Dataset rows describing interfaces:
================

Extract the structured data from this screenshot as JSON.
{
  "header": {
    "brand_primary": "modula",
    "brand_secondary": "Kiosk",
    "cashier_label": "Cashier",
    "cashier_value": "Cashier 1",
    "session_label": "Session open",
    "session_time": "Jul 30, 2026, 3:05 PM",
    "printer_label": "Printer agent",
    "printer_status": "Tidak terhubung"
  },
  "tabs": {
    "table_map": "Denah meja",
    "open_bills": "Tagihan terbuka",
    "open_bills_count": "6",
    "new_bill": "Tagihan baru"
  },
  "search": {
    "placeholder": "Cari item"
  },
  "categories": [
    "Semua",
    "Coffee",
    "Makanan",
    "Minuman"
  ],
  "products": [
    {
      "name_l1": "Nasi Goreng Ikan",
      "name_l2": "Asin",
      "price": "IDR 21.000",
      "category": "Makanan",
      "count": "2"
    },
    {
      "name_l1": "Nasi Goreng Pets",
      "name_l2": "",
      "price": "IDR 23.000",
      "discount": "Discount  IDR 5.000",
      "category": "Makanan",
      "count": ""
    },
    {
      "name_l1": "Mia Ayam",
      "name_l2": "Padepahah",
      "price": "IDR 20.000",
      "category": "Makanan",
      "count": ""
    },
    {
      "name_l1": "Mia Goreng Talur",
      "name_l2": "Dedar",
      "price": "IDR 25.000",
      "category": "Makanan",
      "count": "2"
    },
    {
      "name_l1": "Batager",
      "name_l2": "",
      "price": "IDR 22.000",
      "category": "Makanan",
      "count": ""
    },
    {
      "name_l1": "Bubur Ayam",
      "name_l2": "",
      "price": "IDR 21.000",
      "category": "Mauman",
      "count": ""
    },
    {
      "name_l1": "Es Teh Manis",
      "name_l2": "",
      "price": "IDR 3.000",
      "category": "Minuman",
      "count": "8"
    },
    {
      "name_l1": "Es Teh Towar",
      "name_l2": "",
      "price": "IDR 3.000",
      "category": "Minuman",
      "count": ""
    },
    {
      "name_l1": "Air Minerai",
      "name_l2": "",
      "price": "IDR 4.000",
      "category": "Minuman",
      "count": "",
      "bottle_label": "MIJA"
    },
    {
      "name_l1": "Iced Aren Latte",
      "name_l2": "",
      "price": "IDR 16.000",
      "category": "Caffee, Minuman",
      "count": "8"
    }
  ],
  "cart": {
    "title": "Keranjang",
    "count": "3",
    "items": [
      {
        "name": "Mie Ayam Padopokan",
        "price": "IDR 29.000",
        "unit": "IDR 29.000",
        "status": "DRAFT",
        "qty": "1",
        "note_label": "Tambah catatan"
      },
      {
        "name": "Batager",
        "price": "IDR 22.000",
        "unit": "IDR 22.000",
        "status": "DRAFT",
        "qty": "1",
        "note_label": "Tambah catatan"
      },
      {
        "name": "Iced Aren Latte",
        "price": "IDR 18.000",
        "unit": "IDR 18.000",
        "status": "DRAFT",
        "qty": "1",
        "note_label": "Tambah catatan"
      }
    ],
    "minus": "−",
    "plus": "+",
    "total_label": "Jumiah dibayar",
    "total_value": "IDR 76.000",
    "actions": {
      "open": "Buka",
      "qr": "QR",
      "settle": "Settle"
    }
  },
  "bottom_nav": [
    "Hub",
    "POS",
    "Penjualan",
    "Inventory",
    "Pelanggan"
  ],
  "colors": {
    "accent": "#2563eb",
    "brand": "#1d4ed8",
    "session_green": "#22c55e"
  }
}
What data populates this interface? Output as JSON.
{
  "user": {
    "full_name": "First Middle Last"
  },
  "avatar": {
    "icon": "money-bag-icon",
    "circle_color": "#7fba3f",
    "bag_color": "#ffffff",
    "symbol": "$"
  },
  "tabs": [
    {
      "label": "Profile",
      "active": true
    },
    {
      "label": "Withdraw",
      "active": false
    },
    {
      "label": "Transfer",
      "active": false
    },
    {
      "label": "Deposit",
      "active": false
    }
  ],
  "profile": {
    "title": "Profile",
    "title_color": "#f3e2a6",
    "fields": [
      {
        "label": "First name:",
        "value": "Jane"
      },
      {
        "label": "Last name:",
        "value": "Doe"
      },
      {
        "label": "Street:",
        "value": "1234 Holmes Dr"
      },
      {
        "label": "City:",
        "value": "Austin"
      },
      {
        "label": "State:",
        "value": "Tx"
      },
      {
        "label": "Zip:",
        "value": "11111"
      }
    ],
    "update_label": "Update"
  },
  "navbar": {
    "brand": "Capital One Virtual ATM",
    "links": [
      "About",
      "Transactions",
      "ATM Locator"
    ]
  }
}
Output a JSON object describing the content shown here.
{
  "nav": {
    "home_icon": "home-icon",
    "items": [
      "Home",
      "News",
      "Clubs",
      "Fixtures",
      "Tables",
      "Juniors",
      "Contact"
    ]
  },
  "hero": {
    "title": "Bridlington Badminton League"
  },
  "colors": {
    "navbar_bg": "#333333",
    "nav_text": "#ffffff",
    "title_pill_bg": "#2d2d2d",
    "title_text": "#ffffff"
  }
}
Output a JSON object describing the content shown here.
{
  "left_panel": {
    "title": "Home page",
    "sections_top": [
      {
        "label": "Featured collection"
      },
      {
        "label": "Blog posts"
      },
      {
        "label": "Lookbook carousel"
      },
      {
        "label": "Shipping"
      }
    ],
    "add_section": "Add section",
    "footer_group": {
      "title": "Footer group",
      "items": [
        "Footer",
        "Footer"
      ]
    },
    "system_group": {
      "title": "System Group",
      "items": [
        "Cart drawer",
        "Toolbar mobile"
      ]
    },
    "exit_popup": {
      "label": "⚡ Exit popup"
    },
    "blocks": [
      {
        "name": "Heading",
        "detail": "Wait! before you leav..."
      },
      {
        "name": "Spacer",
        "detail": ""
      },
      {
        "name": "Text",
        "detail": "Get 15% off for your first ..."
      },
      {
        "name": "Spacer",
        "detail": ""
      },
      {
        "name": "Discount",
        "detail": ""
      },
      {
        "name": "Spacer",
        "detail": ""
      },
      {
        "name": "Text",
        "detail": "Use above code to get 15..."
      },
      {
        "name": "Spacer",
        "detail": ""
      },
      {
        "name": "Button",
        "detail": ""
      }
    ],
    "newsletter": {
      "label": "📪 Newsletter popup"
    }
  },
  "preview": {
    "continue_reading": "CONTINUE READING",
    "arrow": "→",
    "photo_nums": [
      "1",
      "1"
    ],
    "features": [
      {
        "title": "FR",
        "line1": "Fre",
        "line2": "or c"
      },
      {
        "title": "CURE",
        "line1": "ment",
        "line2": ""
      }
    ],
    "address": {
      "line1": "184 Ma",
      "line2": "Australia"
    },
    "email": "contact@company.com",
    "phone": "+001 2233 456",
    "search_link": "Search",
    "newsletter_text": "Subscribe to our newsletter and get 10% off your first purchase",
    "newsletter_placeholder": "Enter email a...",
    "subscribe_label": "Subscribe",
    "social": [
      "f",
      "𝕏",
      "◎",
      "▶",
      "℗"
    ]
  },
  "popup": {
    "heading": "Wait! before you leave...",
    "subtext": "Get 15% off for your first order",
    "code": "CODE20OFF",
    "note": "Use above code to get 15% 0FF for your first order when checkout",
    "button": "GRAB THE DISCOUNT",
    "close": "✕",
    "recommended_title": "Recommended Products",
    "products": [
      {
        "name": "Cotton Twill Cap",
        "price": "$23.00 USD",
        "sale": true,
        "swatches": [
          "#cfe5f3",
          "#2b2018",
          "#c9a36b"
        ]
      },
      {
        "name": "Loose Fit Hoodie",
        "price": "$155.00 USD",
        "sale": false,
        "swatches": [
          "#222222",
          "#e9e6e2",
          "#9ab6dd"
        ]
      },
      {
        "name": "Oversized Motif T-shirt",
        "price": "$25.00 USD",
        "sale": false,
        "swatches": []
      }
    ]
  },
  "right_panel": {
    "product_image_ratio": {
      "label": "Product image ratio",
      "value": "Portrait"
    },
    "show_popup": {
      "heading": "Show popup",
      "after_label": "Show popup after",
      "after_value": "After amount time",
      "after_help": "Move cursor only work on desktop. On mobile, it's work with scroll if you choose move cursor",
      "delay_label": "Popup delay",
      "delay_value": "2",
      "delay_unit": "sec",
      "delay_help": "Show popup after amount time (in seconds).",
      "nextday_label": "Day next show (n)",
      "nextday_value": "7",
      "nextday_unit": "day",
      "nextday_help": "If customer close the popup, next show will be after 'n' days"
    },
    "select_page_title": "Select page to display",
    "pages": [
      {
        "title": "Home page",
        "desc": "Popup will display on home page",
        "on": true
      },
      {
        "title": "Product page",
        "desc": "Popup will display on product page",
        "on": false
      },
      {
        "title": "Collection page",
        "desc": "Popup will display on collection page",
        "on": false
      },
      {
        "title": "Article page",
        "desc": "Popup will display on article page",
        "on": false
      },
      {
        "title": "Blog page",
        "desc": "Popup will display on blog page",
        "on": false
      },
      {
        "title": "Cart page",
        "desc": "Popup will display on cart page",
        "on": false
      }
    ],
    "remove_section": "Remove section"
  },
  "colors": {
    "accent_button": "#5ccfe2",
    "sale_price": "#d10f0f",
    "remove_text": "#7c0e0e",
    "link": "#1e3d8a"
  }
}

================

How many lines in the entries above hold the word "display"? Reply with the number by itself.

7